The Arnamagnæan Institute

Research at the Arnamagnæan Institute is primarily focused on philology, manuscript studies and language studies, specifically West Norse (Old Icelandic, Norwegian and Faroese) and East Norse (Old Danish and Swedish) in addition to modern Icelandic and Faroese.

Courses are taught in the following subjects:

  • The Nordic languages in the middle ages
  • Old Icelandic
  • East Norse
  • Old Norse-Icelandic literature
  • Modern Icelandic language and literature
  • Modern Faroese language and literature

The Arnamagnæan Institute's chief function is to preserve and further the study of the manuscripts in the Arnamagnæan collection, in accordance with the terms of the Arnamagnæan Foundation, established in 1760. The collection, which comprises some 3000 items, is now divided between Copenhagen and Reykjavík. In 2009 the collection was added to UNESCO’s Memory of the World Register in recognition of its historical value.

In collaboration with the Arnamagnæan Commission the institute publishes the series Bibliotheca Arnamagnæana and Editiones Arnamagnæanæ. A new series of digital editions, Editiones Arnamagnæanæ Electronicæ, is under development.

Attached to the section there is a photographic studio and a conservation workshop, as well as a manuscript reading room and a library containing numerous volumes mainly covering language and culture in the Nordic countries from the Middle Ages till today.  Access to the reading room and library is subject to appointment.

Viewings of manuscripts are regularly arranged for secondary schools, students, associations and other interested parties.
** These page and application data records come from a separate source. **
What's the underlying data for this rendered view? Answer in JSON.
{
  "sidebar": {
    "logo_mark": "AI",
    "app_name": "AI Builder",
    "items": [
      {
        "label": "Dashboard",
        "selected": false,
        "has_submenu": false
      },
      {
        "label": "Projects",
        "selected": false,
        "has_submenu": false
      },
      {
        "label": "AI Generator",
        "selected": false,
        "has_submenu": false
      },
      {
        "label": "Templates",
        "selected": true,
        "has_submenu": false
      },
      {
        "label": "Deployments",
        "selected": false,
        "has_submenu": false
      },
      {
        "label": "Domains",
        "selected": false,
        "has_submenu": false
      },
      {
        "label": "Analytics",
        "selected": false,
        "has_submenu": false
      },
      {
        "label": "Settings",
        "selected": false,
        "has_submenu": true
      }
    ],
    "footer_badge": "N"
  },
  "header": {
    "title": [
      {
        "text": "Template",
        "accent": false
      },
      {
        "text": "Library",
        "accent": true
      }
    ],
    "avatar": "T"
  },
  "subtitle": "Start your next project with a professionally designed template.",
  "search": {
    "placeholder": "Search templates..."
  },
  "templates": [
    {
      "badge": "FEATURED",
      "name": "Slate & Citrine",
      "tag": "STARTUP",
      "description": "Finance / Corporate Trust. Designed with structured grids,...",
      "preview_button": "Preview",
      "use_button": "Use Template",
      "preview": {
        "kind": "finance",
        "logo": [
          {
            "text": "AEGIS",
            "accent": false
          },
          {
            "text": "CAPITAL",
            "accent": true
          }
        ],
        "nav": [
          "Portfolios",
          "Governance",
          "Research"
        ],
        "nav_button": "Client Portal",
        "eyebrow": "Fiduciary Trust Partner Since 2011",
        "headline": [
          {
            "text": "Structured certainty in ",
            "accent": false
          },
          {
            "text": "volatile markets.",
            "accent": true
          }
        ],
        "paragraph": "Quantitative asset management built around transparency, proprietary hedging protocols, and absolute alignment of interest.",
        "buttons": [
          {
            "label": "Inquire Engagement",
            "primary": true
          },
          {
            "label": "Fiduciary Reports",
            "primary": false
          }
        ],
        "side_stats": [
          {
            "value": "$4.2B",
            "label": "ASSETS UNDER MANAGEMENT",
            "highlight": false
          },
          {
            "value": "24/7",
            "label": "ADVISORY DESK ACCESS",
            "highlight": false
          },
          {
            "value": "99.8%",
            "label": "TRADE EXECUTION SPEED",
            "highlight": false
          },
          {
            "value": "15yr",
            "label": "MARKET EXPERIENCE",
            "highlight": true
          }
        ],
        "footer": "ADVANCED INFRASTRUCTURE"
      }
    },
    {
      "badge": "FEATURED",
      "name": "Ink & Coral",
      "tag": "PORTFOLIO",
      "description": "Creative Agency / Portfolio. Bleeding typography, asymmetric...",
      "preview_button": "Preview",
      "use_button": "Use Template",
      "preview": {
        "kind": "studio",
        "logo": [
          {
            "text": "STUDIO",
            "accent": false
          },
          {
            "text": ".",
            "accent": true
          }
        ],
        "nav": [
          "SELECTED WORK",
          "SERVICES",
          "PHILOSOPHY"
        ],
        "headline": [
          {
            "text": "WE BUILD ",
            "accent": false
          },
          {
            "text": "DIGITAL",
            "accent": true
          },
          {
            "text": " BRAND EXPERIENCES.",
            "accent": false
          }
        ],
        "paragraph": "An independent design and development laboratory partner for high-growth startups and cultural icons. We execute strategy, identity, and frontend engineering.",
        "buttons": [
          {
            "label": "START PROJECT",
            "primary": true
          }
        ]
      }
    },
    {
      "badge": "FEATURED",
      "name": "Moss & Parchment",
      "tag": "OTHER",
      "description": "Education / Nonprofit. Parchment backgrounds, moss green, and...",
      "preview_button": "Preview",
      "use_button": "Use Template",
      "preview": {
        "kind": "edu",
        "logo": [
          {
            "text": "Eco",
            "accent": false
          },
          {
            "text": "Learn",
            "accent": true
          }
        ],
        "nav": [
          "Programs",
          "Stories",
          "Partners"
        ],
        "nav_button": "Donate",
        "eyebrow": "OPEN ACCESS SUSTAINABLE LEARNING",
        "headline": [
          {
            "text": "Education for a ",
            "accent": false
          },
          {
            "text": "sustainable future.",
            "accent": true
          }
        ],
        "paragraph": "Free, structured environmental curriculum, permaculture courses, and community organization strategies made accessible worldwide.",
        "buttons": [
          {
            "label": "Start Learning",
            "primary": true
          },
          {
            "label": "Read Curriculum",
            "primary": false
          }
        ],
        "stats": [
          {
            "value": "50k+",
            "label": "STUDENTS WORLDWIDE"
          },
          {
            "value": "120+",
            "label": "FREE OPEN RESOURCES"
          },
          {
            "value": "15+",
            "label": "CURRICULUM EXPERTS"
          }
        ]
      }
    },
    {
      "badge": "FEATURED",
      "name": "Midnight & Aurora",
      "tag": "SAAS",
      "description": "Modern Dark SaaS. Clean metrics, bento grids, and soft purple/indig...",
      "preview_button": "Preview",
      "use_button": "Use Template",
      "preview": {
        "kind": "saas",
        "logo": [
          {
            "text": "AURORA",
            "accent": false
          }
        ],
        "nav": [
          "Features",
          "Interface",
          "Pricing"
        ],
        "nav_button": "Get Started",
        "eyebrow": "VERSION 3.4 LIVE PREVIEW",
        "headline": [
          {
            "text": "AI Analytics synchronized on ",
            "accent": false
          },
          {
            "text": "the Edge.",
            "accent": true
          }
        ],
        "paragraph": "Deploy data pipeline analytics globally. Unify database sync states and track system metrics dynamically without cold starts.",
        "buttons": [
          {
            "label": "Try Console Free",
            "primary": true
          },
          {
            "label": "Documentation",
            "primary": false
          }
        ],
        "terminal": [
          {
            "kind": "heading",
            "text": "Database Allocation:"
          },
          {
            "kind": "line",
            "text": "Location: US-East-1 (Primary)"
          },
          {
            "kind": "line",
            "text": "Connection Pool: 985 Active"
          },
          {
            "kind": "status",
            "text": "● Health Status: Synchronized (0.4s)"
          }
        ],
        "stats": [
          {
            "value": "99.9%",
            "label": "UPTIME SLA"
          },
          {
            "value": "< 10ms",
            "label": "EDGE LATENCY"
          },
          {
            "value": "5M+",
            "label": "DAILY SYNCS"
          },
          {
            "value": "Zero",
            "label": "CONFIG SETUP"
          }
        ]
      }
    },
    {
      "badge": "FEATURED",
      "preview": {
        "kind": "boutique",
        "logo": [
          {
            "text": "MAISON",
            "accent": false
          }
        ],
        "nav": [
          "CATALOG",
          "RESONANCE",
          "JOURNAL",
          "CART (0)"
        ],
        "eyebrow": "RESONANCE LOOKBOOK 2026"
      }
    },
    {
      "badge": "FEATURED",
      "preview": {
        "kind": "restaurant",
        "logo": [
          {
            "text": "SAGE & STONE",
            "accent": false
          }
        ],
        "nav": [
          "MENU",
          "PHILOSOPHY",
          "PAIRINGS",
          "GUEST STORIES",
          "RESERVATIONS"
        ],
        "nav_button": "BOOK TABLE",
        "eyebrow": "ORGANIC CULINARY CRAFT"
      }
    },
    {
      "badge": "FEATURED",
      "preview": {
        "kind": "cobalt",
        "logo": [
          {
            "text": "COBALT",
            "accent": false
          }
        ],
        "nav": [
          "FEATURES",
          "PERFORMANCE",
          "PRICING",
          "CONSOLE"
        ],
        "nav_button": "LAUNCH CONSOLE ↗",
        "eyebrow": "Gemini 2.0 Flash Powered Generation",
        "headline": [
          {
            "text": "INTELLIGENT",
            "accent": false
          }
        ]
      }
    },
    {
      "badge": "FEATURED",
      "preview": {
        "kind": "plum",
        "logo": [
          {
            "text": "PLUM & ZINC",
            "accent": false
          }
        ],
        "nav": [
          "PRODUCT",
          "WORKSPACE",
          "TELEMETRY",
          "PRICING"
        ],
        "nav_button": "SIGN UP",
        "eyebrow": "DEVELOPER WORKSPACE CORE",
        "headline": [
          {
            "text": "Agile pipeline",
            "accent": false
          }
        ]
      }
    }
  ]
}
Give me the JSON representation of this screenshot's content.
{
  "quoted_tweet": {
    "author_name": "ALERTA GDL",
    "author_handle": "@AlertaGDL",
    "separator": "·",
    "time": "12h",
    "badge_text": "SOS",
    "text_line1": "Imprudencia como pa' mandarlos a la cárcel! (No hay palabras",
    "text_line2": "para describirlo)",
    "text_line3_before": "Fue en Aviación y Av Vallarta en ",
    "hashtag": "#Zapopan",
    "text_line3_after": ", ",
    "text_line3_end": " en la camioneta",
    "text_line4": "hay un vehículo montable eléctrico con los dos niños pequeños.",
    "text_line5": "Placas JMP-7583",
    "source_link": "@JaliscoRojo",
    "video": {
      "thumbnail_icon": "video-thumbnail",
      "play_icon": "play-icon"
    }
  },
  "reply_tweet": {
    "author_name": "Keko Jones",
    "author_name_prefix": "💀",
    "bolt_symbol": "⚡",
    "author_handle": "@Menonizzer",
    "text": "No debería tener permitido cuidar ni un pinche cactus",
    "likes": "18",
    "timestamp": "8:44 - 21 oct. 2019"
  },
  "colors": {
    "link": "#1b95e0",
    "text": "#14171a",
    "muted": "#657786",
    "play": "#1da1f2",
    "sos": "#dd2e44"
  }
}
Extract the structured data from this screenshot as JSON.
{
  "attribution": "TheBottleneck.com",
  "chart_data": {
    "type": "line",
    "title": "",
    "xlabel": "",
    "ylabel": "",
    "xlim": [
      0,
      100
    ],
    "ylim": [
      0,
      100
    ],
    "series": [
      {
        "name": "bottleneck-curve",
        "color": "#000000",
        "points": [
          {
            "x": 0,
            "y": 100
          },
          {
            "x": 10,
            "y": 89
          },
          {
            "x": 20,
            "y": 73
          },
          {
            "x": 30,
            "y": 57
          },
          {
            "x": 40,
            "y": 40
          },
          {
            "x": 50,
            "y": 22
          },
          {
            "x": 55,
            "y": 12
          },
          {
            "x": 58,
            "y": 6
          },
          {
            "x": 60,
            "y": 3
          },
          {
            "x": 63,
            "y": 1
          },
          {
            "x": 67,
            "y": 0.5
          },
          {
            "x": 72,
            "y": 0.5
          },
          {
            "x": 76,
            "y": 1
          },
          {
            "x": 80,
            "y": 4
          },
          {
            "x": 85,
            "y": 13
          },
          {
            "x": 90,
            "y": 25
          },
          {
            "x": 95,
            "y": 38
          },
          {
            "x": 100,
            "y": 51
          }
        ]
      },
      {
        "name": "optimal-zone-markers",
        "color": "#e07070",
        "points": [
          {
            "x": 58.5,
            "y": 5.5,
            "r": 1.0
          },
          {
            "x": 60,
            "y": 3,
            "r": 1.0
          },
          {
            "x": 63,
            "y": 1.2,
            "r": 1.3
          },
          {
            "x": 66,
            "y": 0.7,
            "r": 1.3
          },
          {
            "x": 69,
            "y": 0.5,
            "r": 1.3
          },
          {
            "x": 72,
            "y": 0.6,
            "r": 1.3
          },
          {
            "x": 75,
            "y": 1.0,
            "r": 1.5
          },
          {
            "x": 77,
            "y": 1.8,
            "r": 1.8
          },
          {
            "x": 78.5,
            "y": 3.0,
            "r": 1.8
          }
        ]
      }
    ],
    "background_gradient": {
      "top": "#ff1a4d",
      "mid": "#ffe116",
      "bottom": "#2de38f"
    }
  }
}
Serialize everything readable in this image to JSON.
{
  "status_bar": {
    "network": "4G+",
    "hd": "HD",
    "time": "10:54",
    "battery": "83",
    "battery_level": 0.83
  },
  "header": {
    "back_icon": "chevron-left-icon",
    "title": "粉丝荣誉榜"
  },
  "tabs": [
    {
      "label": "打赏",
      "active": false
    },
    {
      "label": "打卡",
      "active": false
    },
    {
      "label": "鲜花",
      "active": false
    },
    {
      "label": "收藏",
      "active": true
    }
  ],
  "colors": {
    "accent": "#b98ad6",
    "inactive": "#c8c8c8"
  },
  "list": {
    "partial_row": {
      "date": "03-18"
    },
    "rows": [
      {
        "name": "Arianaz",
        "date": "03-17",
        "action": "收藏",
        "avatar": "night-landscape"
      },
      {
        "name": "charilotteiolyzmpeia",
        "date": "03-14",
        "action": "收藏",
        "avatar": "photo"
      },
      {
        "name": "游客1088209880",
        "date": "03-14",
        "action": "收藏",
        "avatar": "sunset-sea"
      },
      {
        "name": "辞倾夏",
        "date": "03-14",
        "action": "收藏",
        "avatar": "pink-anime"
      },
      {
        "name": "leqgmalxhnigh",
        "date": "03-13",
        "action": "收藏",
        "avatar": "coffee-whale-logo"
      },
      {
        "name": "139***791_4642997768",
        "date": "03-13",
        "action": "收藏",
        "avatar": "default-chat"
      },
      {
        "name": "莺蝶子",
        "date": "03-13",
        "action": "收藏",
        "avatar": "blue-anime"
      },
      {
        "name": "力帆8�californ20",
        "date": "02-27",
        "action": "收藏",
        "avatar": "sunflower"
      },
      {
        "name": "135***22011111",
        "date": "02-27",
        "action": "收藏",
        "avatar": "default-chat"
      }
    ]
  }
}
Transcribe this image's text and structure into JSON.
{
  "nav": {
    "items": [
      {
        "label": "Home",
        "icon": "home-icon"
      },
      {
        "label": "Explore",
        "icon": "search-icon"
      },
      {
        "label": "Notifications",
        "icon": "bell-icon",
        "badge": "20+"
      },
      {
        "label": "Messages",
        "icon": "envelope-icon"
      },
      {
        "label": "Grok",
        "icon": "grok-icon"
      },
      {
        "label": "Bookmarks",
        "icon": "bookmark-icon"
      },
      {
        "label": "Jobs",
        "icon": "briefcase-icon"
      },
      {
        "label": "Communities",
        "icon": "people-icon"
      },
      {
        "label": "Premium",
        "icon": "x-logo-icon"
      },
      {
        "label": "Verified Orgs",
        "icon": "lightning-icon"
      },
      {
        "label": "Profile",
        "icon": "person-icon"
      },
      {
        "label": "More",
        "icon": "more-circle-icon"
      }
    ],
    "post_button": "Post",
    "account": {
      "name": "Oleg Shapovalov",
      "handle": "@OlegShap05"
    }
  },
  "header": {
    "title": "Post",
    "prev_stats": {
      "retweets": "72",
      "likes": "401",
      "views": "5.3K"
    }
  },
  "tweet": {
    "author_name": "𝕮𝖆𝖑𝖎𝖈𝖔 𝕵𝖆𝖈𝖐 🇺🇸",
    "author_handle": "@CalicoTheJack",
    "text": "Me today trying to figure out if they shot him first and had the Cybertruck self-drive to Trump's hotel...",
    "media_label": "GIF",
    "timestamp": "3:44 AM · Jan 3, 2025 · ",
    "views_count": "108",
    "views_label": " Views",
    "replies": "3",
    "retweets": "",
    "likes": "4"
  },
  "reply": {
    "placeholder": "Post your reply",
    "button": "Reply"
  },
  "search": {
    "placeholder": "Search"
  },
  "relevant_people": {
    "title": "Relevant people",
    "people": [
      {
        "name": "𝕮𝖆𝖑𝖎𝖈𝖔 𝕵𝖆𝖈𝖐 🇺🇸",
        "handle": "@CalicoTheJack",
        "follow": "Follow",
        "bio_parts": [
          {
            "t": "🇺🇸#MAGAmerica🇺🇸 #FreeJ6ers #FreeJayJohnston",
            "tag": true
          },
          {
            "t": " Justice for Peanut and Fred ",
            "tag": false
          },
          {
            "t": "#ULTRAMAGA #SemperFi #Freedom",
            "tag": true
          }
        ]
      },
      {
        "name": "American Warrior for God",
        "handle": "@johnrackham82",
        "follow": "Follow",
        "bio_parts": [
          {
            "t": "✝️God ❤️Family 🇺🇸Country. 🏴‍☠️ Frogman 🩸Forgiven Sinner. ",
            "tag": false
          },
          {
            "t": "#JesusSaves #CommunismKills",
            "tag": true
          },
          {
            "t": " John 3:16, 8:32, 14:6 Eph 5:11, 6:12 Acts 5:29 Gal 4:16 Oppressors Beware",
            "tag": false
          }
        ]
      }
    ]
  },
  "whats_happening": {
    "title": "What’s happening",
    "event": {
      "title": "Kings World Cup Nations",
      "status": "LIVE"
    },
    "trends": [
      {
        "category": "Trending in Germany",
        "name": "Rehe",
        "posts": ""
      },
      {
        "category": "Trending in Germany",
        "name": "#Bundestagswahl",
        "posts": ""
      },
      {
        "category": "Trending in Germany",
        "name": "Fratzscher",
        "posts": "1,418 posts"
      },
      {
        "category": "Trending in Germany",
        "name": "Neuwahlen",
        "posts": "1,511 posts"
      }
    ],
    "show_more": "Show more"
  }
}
Visits can be arranged by writing to


The institute was originally formed in 1956 as an independent institute under the Faculty of Humanities at the University of Copenhagen, with the aim of furthering the academic research into the Arnamagnæan manuscript collection, which the Icelandic philologist and historian Árni Magnússon had bequeathed to the university upon his death in 1730.

The bulk of the manuscripts are of Icelandic origin, but the collection also contains Danish (approx. 250), Norwegian (approx. 250) and Swedish (approx. 30) manuscripts, as well as approx. 100 manuscripts of other provenance.

In 1965 the Danish parliament passed legislation which decreed that a significant part of the collection, just over half, should be returned to Iceland. The transfer started in April 1971 and lasted until the summer of 1997. This part of the collection is now housed in the Árni Magnússon Institute for Icelandic Studies in Reykjavík.